Dr Alani says that a similar scheme in Yemen has largely failed, with 70% of supposedly reformed jihadists who were released getting re-arrested for terrorist offences. In Saudi Arabia, he says, the re-arrest figure is just 5-7%.
At its core, the programme aims to convince jihadists that theirs is what the Saudi authorities call a "deviant" form of Islam.
The scheme has also attracted critics, worried about re-offenders
To this end, inmates must sit through a series of religious and theological lectures conducted by scholars, clerics and psychologists.
The message they are given is that violent jihad is only permissible in Islam if it has the approval of the state and the authority of the jihadist's parents. Going off to fight the Soviets in Afghanistan in the 1980s, they are told, was permissible but going to fight in Iraq today is not.
Not everyone approves of the scheme.
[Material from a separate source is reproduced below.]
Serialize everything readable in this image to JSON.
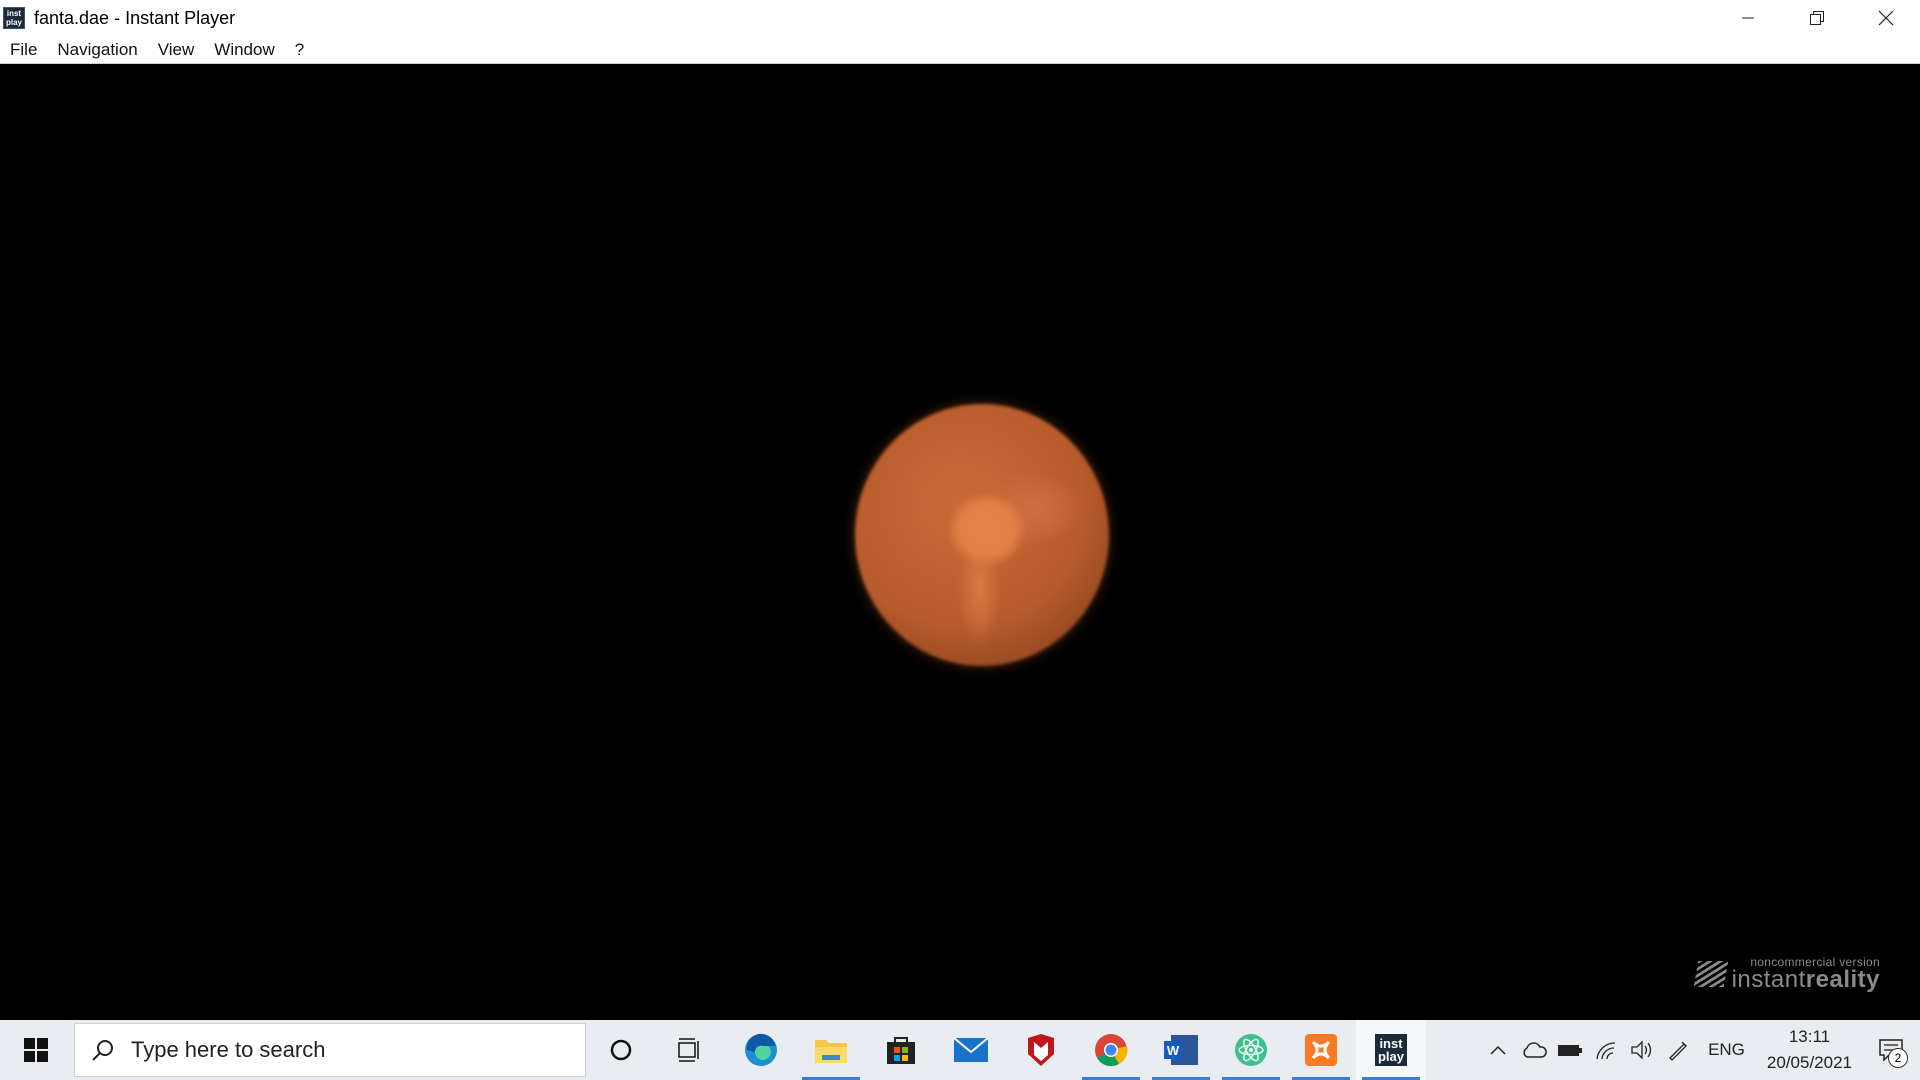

US counter-terrorism officials worry that those released - including former inmates of Guantanamo Bay - will simply go on to plan new attacks.
An earlier jihadist leader, Abdulaziz al-Muqrin, was released prematurely from a Saudi prison and went on to become al-Qaeda's new leader in the country, conducting a violent campaign before he was killed in a shootout with police in 2004.
Conversely, some Saudis resent what they see as a favoured status afforded to those who were on the cusp of becoming violent criminals.
And Dr Saad al-Faqih from the London-based Saudi opposition group Movement for Islamic Reform in Arabia argues that the programme forces a government interpretation of Islam onto inmates with no room for debate.
Dr Faqih, who believes that the Saudi government is holding around 12,000 jihadi prisoners, says: "There is no way you can have a scientific study of how successful this programme is."